Thursday, June 27, 2013

Blog Readers (for Reading RSS Feeds)

RSS feed readers are the best way to keep up with blogs you want to read, in my opinion. You subscribe to those blogs you want to follow and can group them into categories (management, engineering, travel, investing, funny, etc.). Google Reader become the most popular way to manage your subscriptions. But Google is closing down reader this week.

If you read blogs and are not using a RSS feed reader you really should try using a reader. It something I can't imagine doing without.

Thankfully one of the things Google does well is to let you retrieve the data you put into there various products. So you can download your subscriptions (which you should do). But now you are left to go find a replacement.

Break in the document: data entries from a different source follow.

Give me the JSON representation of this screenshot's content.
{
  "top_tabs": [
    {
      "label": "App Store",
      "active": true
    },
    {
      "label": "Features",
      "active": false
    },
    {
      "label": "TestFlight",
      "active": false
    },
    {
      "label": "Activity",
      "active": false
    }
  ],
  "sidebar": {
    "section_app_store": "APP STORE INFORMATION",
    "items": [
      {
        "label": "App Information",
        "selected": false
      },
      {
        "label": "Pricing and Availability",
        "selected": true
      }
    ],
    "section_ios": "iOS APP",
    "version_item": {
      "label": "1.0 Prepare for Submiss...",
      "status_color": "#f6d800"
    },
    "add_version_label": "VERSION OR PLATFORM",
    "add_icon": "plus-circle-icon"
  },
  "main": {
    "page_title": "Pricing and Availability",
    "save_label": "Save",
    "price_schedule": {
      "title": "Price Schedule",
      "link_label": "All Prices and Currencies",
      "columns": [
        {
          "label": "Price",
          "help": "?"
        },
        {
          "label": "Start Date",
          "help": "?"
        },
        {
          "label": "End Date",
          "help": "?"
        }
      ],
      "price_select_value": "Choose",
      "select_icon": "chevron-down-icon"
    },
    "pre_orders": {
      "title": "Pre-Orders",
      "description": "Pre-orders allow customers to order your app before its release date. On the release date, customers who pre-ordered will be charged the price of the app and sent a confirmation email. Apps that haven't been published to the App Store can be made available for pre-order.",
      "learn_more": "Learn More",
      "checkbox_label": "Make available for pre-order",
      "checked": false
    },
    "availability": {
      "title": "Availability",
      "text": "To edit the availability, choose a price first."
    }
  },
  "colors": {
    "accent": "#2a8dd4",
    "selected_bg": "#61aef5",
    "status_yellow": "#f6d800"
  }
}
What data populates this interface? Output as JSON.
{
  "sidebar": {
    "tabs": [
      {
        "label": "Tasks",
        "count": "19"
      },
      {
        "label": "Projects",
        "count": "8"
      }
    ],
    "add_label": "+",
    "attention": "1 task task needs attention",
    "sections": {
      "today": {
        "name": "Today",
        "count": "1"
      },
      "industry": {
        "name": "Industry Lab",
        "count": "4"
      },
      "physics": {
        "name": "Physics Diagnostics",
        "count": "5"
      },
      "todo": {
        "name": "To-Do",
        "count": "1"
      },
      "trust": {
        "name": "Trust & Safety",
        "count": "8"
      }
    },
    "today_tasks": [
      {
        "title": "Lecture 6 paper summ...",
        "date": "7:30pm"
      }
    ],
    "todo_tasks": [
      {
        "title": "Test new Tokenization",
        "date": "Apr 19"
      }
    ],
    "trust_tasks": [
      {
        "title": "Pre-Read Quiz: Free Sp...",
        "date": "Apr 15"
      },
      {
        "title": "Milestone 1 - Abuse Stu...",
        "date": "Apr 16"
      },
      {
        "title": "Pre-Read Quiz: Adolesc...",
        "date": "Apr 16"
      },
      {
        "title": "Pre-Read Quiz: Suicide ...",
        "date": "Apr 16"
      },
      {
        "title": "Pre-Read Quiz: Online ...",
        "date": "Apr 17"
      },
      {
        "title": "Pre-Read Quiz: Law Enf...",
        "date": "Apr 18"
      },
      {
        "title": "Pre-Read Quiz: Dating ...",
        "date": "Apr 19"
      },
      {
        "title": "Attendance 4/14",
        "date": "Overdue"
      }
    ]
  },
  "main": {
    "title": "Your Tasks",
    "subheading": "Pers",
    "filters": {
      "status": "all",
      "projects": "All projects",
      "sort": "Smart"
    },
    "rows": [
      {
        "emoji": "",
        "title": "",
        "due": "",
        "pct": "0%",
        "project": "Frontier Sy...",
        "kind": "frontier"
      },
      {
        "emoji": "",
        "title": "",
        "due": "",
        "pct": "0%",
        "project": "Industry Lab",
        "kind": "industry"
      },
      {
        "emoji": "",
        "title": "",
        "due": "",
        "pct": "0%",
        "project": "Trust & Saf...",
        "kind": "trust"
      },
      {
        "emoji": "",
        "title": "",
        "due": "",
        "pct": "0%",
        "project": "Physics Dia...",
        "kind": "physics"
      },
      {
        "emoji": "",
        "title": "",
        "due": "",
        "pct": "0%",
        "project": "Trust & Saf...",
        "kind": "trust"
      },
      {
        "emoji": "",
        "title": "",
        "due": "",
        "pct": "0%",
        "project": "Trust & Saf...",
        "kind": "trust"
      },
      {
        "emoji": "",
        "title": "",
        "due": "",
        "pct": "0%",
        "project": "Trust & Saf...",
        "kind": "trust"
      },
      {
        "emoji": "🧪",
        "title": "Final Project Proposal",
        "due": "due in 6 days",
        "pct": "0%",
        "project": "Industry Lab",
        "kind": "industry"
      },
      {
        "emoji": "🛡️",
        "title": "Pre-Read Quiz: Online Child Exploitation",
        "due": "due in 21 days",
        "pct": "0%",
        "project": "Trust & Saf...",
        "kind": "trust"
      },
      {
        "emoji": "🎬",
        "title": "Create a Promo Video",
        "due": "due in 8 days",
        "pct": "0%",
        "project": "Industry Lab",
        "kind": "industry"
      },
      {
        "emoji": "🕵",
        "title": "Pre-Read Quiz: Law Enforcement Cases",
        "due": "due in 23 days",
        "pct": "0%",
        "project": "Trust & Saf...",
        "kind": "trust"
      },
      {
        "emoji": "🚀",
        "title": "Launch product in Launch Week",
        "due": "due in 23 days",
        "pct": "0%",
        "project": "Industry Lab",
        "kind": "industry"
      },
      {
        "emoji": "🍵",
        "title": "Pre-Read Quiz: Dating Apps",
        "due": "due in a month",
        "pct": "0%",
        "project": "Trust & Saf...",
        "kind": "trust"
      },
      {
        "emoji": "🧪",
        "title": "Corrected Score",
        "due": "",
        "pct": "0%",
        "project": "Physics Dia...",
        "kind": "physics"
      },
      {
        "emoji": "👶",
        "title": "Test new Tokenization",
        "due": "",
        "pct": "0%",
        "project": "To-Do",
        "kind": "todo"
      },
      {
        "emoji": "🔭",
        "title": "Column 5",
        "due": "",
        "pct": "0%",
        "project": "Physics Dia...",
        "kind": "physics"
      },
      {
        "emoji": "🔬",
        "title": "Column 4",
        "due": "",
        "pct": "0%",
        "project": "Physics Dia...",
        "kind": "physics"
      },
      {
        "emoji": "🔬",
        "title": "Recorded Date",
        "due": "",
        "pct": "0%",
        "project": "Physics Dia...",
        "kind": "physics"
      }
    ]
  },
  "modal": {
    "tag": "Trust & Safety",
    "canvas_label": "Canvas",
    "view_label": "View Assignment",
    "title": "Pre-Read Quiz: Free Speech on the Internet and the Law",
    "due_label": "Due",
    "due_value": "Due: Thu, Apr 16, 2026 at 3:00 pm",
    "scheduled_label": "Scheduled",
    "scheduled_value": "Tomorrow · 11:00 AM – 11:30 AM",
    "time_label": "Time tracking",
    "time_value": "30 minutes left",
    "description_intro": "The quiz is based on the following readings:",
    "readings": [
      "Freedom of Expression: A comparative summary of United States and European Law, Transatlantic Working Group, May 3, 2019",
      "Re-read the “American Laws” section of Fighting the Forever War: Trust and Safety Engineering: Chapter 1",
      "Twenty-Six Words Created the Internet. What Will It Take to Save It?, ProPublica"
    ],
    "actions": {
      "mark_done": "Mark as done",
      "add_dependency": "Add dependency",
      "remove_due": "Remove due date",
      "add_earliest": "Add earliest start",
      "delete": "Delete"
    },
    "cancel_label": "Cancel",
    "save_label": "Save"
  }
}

Last year I got Reeder to improve the experience of reading my feeds. But Reeder used Google Reader as the database for blogs you subscribe. I still like them, but they have done a pretty horrible job of providing details on what you are suppose to do given the imminent demise of Google Reader. I might just drop using Reeder.

The best option I found for me, is The Old Reader (which is super easy to setup and import your Google Reader setting from). I would make sure whatever option you chose has an export option (to get your subscriptions out). Some companies do not support good export options - I would pass on those companies products (for readers and other things).

Options include:
    Top choices:
  • Update (2014): I now use inoreader.
  • The Old Reader - easy import, provides export, free, web based
  • Feedly - easy import, web based (and plugins), also has Android and iOS apps, can integrate with Reeder (and other front ends), I think it is free but am not sure
  • Feedbin - $2 a month, integrates with numerous front ends Including Reeder)
  • More choices:
  • NewsBlur - $1 a month, web based and iOS and Android apps.
  • Digg Reader - free, web based
  • AOL Reader - free, web based
  • Netvibes
  • Reeder - iOS and Mac front end to access your feeds (looks like they are going to allow some backend options but the information is sparse (Feedly is one option)
  • Pulse is a magazine type interface which I don't really like but some people might. Free, iOS, Android and web.

No comments: